It turns out that hedge fund manager Michael Burry did not cash in on the rapid rise in the GameStop share price.
It was generally assumed he would coin it as Burry had bought shares in the US-based computer game retail chain before its share price shot from $3.47 a year ago to as high as $347.51 on January 27 after several other hedge funds were caught in a ‘short squeeze’.
The squeeze was famously engineered by small-time investors through a Reddit internet forum, who bought up as many shares as they could. The plan was to hold onto them and have the hedge funds become forced buyers because these funds had ‘borrowed’ shares as part of a scheme to make money from an expected slide in the price.
The price did not slide – it actually rose – and in order to return the shares they borrowed, the funds were prepared to any pay any price to ‘return’ them.
With hedge funds desperately looking for GameStop shares, Burry was thought to be well-placed to profit as he was holding a few million of them
If Burry, who had bought three million shares for $16.56 million through his hedge fund Scion Asset Management in August 2019, had sold these shares at its height, he would have made $270 million.
Not to be
This did not happen because it turns out that he did not have any shares to sell, as he sold all of them before the short squeeze trap was sprung in mid-January 2021.
According to Scion Asset Management’s Security Exchange Commission (SEC) fourth quarter filings released on February 16, the hedge fund had disposed of all its holdings in GameStop by December 31, 2020.
The rally started on January 12 when the shares were trading at around $20. Over the next two days, the price doubled to about $40, and then just 10 trading days after the rally began it peaked at $347.51. The share price slid to $53 on February 4, and has been trading at around $40 for the past week.
Burry did make some money
Even so, judging by usual investment criteria, Scion actually did well.
In its third quarter filing, the fund had shown that it had already made some money from GameStop. Although it had reduced its holdings from its initial three million shares to 1.7 million, the value of this holding had actual risen from $16.56 million to R17.3 million by the end of September 2020.
This effectively meant the value of its hold had effectively more than doubled, despite a reduction in the size of its holdings.
Between the end of September and the end of the year – the period Scion sold the rest of its holding – GameStop’s share price rose from $10.20 to $18.84.

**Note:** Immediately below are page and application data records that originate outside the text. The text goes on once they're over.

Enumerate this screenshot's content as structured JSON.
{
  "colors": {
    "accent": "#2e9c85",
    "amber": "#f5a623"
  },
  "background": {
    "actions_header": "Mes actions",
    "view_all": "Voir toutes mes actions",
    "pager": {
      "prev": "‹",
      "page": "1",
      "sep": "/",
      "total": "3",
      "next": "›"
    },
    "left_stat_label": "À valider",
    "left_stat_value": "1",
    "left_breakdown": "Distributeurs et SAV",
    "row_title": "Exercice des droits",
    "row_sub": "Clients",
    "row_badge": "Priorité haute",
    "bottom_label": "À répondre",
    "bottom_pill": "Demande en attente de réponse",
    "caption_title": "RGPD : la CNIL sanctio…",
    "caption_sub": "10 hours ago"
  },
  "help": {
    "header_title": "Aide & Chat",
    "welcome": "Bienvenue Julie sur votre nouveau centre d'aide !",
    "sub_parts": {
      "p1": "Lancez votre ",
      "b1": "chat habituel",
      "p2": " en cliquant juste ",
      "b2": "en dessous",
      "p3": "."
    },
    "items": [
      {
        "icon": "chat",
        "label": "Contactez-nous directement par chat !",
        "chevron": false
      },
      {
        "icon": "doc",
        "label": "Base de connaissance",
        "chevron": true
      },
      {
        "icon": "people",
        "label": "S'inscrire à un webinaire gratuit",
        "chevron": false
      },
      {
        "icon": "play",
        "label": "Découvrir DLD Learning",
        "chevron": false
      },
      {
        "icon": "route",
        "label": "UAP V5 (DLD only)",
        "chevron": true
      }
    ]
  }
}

Burry clearly made some good money on GameStop but it still in no way compared to the $800 million Scion made from buying mortgage-backed insurance just before the 2008 financial crisis.
Nevertheless, the disposing of his holdings before the rally might explain why Burry was so reticent about the goings-on at GameStop.
In a since-deleted tweet he said: “If I put $GME [GameStop] on your radar, and you did well, I’m genuinely happy for you. However, what is going on now – there should be legal and regulatory repercussions. This is unnatural, insane, and dangerous.”
But Burry did not just delete this tweet, he deleted all his tweets.
This weekend he surprised by once again returning to Twitter. This time he warned that there is a possible bubble in the stock market (which is trading at close to record highs) and that those he calls “gamblers” had taken too much margin debt – money loaned by stockbrokers to buy or short stocks.
To prove his point, he posted a chart from Advisor Perspectives, which showed that there was a correlation between how margin debt and the S&P 500 have synchronised in their rate of contraction over the past 20 years.
Advisor Perspectives was hesitant to draw conclusions on the data. It said there were “too few peak/trough episodes in this overlay series to take the latest credit balance data” to see it as “a leading indicator of a major selloff in US equities”.
Burry, however, thinks the danger is clear.
“At this point the market is dancing on a knife’s edge.”